|The Society's QP is the result of years of planning,
consultation and corroboration. It has always been considered
a project of vital importance and a Steering Committee
was set up in 1993 to ensure our students make a sensible
and relatively painless transition from the Joint Examination
Scheme (JES) to the Society's QP.
As the Society's Vice-President in 1993, I chaired
the Steering Committee which was tasked to create a
qualification programme that would be in line with the
Society's future objectives, as well as establishing
a timeframe for implementing it - and all starting from
a blank piece of paper. We owed much to the foresight
and pragmatism of the many accountants who worked with
us on this project, daring to venture into the unknown
and helping us turn our vision into reality.
That was eight years ago. But is the finished product,
the QP, delivering on its promises and does it meet
the needs of Hong Kong's business environment today?
As we all know, China is about to join the WTO. This
has already had a profound impact on nearly all Hong
Kong companies. Our focus is no longer on how to sell
to overseas markets, we also need to be aware of the
impact of the PRC's economy on Hong Kong's continued
In complying with the spirit of the WTO, there is no
doubt now that the Society must break its previously
'exclusive' link with the ACCA. Hong Kong needs its
own independent professional qualification for the accountancy
profession. The split from the ACCA is the only way

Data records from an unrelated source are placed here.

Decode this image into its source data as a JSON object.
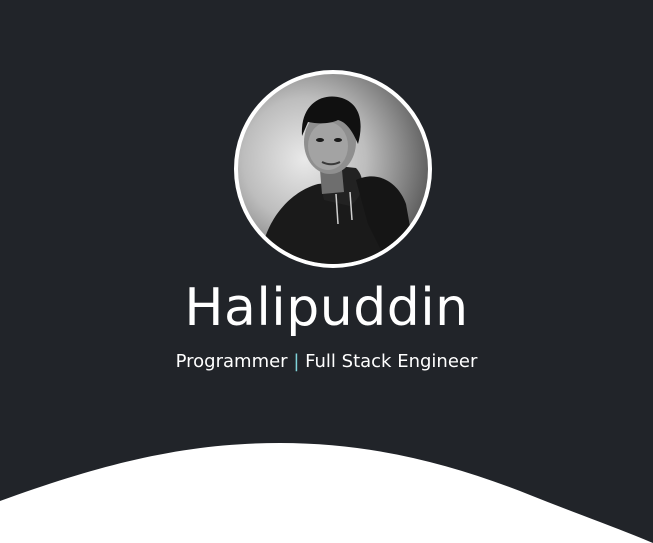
{
  "profile": {
    "name": "Halipuddin",
    "role_primary": "Programmer",
    "separator": "|",
    "role_secondary": "Full Stack Engineer"
  },
  "colors": {
    "background": "#212429",
    "text": "#ffffff",
    "accent": "#7fd3d9",
    "wave": "#ffffff"
  },
  "icons": {
    "avatar": "profile-photo"
  }
}
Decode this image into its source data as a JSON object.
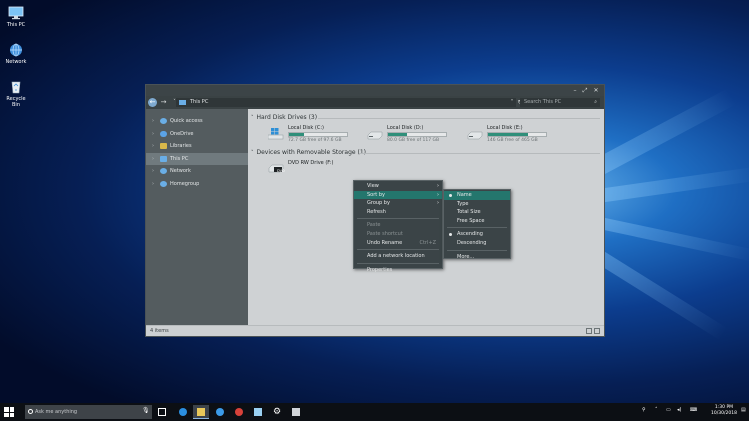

to regain our autonomy in regard to future mutual recognition
agreements with other leading international accountancy
bodies, as well as with the Chinese Institute of Certified
A second feature of our current environment is that
the Hong Kong Government has opened the way for businesses
to import expert labour with special financial expertise.
This identifies real business demands which had to be
considered when formulating the QP - if the QP does
not meet these demands, our accounting graduates will
have to fight hard for jobs within a competitive market.
Our businesses now demand good linguistic and leadership
skills from employees, and the ability to apply their
knowledge to work. Unfortunately, complaints relating
to the lack of such skills are frequently heard within
the business community.
Technology too is something we need to consider. Does
the QP ensure that graduates are aware of the importance
of IT and are they able to achieve the high productivity
that IT allows?
Finally, and although not entirely representative of
Hong Kong's business environment, the Society's decision
to rebrand itself is something that must be considered
when assessing the effectiveness of the QP. The rebranding
exercise aims to raise the profile of Hong Kong's accountancy
profession and as such, a quality QP and graduates of
a higher calibre are seen to be one of the main foundations.
These influences may not have been foreseen by many
other professions in the mid 1990s, but I am proud to
say that this is the exact environment we envisaged
our QP graduates would have to face.
When formulating the QP, we also took into account
that we would need to open our arms to more non-accounting
degree holders. The conversion programmes in place have
made it possible to accept many able and talented young
people who have been attracted by the accountancy profession.
We would not have been able to benefit from their services
if we had not implemented this change.
In line with this, a number of other tertiary institutions
are interested in offering self-financing postgraduate
degree courses, which will further help raise the academic
standards of the profession in the long run.
One environmental influence we could not have been
aware of way back in 1993 was the drastic economic downturn
that has occurred during the past few years. This has
forced us to look at the costs involved in the QP, and
much more so than would have been necessary if economic
times were good.
I know the Society is still looking into the financial
aspect and is trying hard to remain flexible and pragmatic,
but without sacrificing quality. As such, I hope members
will support our 'flexible' approach, which will help
us ride through this short-term downward cycle.
The impact of the recession and the looming split with
the ACCA has pushed the QP into the most critical stage
of its life cycle - our marketing efforts need to be
It is now or never as we launch the QP as the Society's
sole qualification programme. I know that as accountants
we are mostly modest and not used to blowing our own
trumpets, but at this stage of the game, we must work
against our natural instincts and employ good public
relations professionals to help us win this battle.
In our current environment, where graduates, employers
and accountants are all overloaded with information,
there is little time to digest anything new. It is difficult
enough to gain support for our QP, let alone ask people
to recognise its attributes. But unless we try hard
to do so, our qualification programme will not get the
real chance it deserves.
Eric Li is the LegCo Accountancy Functional
Constituency Representative. His website can be found